== WHAT YOU WILL DO ==
The expected output is the data itself, duplicated in full.

RECORDS SHOWN: Begin

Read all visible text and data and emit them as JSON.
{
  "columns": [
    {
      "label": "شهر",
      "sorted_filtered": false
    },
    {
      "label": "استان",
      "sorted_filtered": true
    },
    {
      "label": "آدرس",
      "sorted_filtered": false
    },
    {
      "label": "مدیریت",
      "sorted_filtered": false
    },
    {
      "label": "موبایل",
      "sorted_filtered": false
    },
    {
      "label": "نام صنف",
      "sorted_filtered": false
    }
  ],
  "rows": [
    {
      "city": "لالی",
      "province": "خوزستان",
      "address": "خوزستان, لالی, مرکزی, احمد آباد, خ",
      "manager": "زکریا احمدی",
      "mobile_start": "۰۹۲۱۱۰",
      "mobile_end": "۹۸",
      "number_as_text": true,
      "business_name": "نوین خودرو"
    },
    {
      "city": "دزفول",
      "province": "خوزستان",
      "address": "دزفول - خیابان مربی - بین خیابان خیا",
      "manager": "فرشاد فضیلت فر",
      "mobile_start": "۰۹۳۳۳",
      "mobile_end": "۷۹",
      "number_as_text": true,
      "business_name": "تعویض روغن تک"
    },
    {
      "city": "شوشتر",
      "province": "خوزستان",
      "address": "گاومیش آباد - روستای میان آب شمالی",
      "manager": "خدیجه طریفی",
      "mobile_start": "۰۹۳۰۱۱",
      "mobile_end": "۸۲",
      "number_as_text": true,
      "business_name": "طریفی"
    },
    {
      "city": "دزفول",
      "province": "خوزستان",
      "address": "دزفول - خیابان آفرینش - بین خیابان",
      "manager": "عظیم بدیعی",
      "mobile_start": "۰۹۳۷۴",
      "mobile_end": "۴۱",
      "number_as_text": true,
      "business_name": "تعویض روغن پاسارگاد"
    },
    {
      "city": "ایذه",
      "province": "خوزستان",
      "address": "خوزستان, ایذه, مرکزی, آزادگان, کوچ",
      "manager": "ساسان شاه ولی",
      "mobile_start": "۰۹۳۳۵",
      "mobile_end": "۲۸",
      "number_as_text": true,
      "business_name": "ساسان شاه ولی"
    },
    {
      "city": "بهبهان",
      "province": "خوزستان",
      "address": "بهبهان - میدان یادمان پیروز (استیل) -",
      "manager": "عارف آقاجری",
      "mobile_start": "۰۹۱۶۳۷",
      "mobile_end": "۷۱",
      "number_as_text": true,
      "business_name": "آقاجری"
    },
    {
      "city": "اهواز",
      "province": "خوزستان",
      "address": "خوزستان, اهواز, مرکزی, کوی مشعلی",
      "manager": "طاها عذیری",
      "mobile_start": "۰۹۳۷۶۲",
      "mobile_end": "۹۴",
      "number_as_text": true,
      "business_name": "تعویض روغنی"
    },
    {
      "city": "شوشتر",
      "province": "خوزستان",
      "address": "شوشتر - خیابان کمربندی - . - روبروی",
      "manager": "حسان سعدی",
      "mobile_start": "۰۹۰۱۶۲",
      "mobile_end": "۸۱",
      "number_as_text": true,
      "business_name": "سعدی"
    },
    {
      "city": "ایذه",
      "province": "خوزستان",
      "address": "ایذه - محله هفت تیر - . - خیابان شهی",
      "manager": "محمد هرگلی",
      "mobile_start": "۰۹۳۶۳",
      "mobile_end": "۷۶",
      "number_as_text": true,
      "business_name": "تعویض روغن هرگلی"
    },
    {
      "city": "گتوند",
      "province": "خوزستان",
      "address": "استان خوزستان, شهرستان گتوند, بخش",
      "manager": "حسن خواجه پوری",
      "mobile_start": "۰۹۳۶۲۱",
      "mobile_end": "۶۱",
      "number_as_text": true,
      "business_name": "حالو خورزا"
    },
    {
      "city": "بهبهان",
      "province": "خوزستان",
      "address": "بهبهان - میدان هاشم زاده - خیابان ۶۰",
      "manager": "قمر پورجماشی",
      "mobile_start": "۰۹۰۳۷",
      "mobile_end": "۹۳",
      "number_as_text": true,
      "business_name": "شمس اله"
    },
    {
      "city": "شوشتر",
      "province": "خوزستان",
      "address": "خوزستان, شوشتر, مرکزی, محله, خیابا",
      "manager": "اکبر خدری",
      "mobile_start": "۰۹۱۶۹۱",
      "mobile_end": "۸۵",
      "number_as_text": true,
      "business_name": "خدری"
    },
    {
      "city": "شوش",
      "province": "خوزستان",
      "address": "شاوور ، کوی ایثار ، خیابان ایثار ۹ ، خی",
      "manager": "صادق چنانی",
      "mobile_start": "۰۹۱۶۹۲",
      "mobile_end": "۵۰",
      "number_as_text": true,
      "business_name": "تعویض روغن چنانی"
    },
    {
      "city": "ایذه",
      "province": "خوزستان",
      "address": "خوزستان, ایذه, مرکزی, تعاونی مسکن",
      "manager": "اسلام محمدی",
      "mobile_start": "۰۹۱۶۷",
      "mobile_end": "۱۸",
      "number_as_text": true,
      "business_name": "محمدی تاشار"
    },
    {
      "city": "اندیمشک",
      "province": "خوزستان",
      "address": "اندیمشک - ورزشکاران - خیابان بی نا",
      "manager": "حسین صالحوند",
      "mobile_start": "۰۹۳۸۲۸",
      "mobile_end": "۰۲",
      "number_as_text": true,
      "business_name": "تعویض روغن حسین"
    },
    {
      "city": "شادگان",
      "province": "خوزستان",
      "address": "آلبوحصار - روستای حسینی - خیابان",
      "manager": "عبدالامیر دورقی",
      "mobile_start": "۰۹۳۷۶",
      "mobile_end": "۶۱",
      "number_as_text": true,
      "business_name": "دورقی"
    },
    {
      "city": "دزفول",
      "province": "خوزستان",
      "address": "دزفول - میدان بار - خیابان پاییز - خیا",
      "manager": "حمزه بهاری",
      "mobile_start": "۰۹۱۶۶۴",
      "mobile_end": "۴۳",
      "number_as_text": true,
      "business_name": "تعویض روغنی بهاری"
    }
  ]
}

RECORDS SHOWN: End

== ANSWER SECTION ==
Read all visible text and data and emit them as JSON.
{
  "columns": [
    {
      "label": "شهر",
      "sorted_filtered": false
    },
    {
      "label": "استان",
      "sorted_filtered": true
    },
    {
      "label": "آدرس",
      "sorted_filtered": false
    },
    {
      "label": "مدیریت",
      "sorted_filtered": false
    },
    {
      "label": "موبایل",
      "sorted_filtered": false
    },
    {
      "label": "نام صنف",
      "sorted_filtered": false
    }
  ],
  "rows": [
    {
      "city": "لالی",
      "province": "خوزستان",
      "address": "خوزستان, لالی, مرکزی, احمد آباد, خ",
      "manager": "زکریا احمدی",
      "mobile_start": "۰۹۲۱۱۰",
      "mobile_end": "۹۸",
      "number_as_text": true,
      "business_name": "نوین خودرو"
    },
    {
      "city": "دزفول",
      "province": "خوزستان",
      "address": "دزفول - خیابان مربی - بین خیابان خیا",
      "manager": "فرشاد فضیلت فر",
      "mobile_start": "۰۹۳۳۳",
      "mobile_end": "۷۹",
      "number_as_text": true,
      "business_name": "تعویض روغن تک"
    },
    {
      "city": "شوشتر",
      "province": "خوزستان",
      "address": "گاومیش آباد - روستای میان آب شمالی",
      "manager": "خدیجه طریفی",
      "mobile_start": "۰۹۳۰۱۱",
      "mobile_end": "۸۲",
      "number_as_text": true,
      "business_name": "طریفی"
    },
    {
      "city": "دزفول",
      "province": "خوزستان",
      "address": "دزفول - خیابان آفرینش - بین خیابان",
      "manager": "عظیم بدیعی",
      "mobile_start": "۰۹۳۷۴",
      "mobile_end": "۴۱",
      "number_as_text": true,
      "business_name": "تعویض روغن پاسارگاد"
    },
    {
      "city": "ایذه",
      "province": "خوزستان",
      "address": "خوزستان, ایذه, مرکزی, آزادگان, کوچ",
      "manager": "ساسان شاه ولی",
      "mobile_start": "۰۹۳۳۵",
      "mobile_end": "۲۸",
      "number_as_text": true,
      "business_name": "ساسان شاه ولی"
    },
    {
      "city": "بهبهان",
      "province": "خوزستان",
      "address": "بهبهان - میدان یادمان پیروز (استیل) -",
      "manager": "عارف آقاجری",
      "mobile_start": "۰۹۱۶۳۷",
      "mobile_end": "۷۱",
      "number_as_text": true,
      "business_name": "آقاجری"
    },
    {
      "city": "اهواز",
      "province": "خوزستان",
      "address": "خوزستان, اهواز, مرکزی, کوی مشعلی",
      "manager": "طاها عذیری",
      "mobile_start": "۰۹۳۷۶۲",
      "mobile_end": "۹۴",
      "number_as_text": true,
      "business_name": "تعویض روغنی"
    },
    {
      "city": "شوشتر",
      "province": "خوزستان",
      "address": "شوشتر - خیابان کمربندی - . - روبروی",
      "manager": "حسان سعدی",
      "mobile_start": "۰۹۰۱۶۲",
      "mobile_end": "۸۱",
      "number_as_text": true,
      "business_name": "سعدی"
    },
    {
      "city": "ایذه",
      "province": "خوزستان",
      "address": "ایذه - محله هفت تیر - . - خیابان شهی",
      "manager": "محمد هرگلی",
      "mobile_start": "۰۹۳۶۳",
      "mobile_end": "۷۶",
      "number_as_text": true,
      "business_name": "تعویض روغن هرگلی"
    },
    {
      "city": "گتوند",
      "province": "خوزستان",
      "address": "استان خوزستان, شهرستان گتوند, بخش",
      "manager": "حسن خواجه پوری",
      "mobile_start": "۰۹۳۶۲۱",
      "mobile_end": "۶۱",
      "number_as_text": true,
      "business_name": "حالو خورزا"
    },
    {
      "city": "بهبهان",
      "province": "خوزستان",
      "address": "بهبهان - میدان هاشم زاده - خیابان ۶۰",
      "manager": "قمر پورجماشی",
      "mobile_start": "۰۹۰۳۷",
      "mobile_end": "۹۳",
      "number_as_text": true,
      "business_name": "شمس اله"
    },
    {
      "city": "شوشتر",
      "province": "خوزستان",
      "address": "خوزستان, شوشتر, مرکزی, محله, خیابا",
      "manager": "اکبر خدری",
      "mobile_start": "۰۹۱۶۹۱",
      "mobile_end": "۸۵",
      "number_as_text": true,
      "business_name": "خدری"
    },
    {
      "city": "شوش",
      "province": "خوزستان",
      "address": "شاوور ، کوی ایثار ، خیابان ایثار ۹ ، خی",
      "manager": "صادق چنانی",
      "mobile_start": "۰۹۱۶۹۲",
      "mobile_end": "۵۰",
      "number_as_text": true,
      "business_name": "تعویض روغن چنانی"
    },
    {
      "city": "ایذه",
      "province": "خوزستان",
      "address": "خوزستان, ایذه, مرکزی, تعاونی مسکن",
      "manager": "اسلام محمدی",
      "mobile_start": "۰۹۱۶۷",
      "mobile_end": "۱۸",
      "number_as_text": true,
      "business_name": "محمدی تاشار"
    },
    {
      "city": "اندیمشک",
      "province": "خوزستان",
      "address": "اندیمشک - ورزشکاران - خیابان بی نا",
      "manager": "حسین صالحوند",
      "mobile_start": "۰۹۳۸۲۸",
      "mobile_end": "۰۲",
      "number_as_text": true,
      "business_name": "تعویض روغن حسین"
    },
    {
      "city": "شادگان",
      "province": "خوزستان",
      "address": "آلبوحصار - روستای حسینی - خیابان",
      "manager": "عبدالامیر دورقی",
      "mobile_start": "۰۹۳۷۶",
      "mobile_end": "۶۱",
      "number_as_text": true,
      "business_name": "دورقی"
    },
    {
      "city": "دزفول",
      "province": "خوزستان",
      "address": "دزفول - میدان بار - خیابان پاییز - خیا",
      "manager": "حمزه بهاری",
      "mobile_start": "۰۹۱۶۶۴",
      "mobile_end": "۴۳",
      "number_as_text": true,
      "business_name": "تعویض روغنی بهاری"
    }
  ]
}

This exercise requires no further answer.